When it comes to writing dramatic fiction, one rule that a lot of writers follow is 'Chekhov's gun.' It’s the technique of having something show up in Act One that doesn’t take on significance until much later.

For novelist Margot Livesey, Chekhov's gun is almost literal. In 2009, she wrote a column for the Boston Globeabout her efforts to buy a firearm in Cambridge, and seven years later she’s published a novel inspired by that experience. It’s entitled "Mercury," and it's the story of how the marriage between Scottish optometrist Donald Stevenson and his wife, Viv, falls apart after Viv becomes obsessed with a remarkable horse named, of course, Mercury.

Margot Livesey joined Boston Public Radio to discuss the book, her experience teaching writing at the prestigious Iowa Writers Workshop, and more. She’ll be at the Boston Book Festival on Saturday, October 15th to talk about it. 

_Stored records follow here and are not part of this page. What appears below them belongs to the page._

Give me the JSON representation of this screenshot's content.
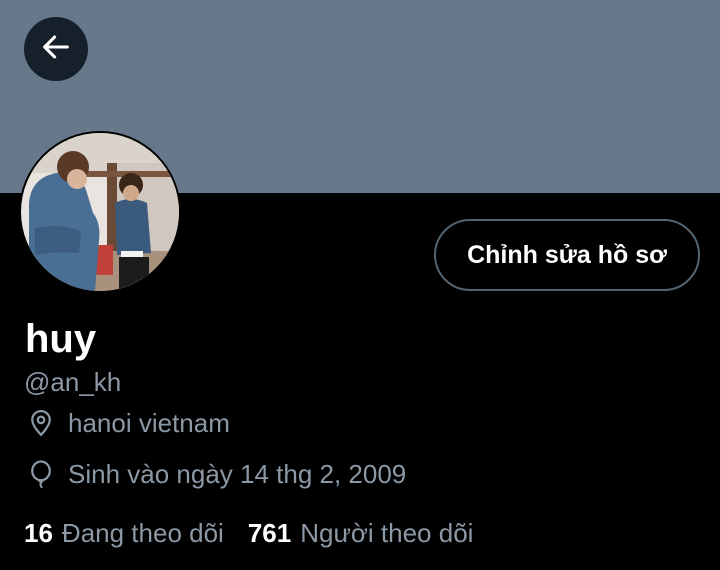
{
  "header": {
    "back_icon": "arrow-left-icon",
    "banner_color": "#66788a"
  },
  "profile": {
    "edit_label": "Chỉnh sửa hồ sơ",
    "name": "huy",
    "handle": "@an_kh",
    "location_icon": "location-pin-icon",
    "location": "hanoi vietnam",
    "birth_icon": "balloon-icon",
    "birth": "Sinh vào ngày 14 thg 2, 2009"
  },
  "stats": {
    "following_count": "16",
    "following_label": "Đang theo dõi",
    "followers_count": "761",
    "followers_label": "Người theo dõi"
  }
}
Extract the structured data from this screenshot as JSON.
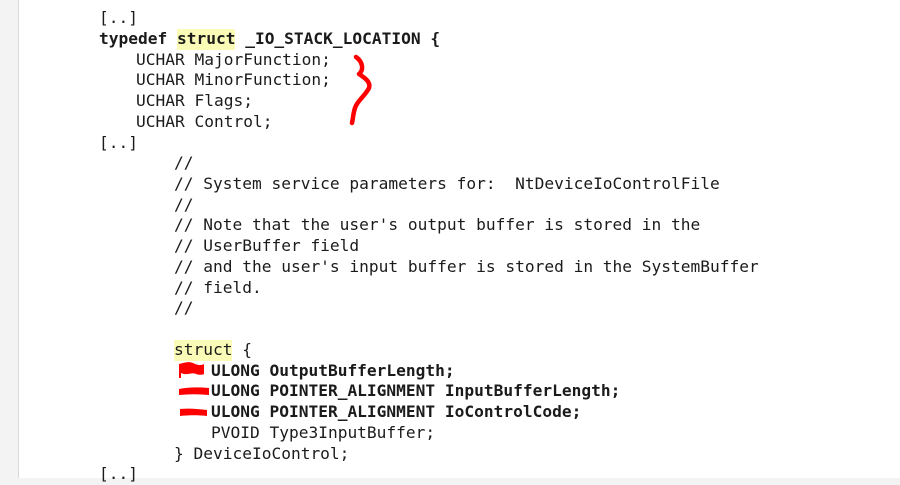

To hear more from Margot Livesey, tune in to Boston Public Radio above.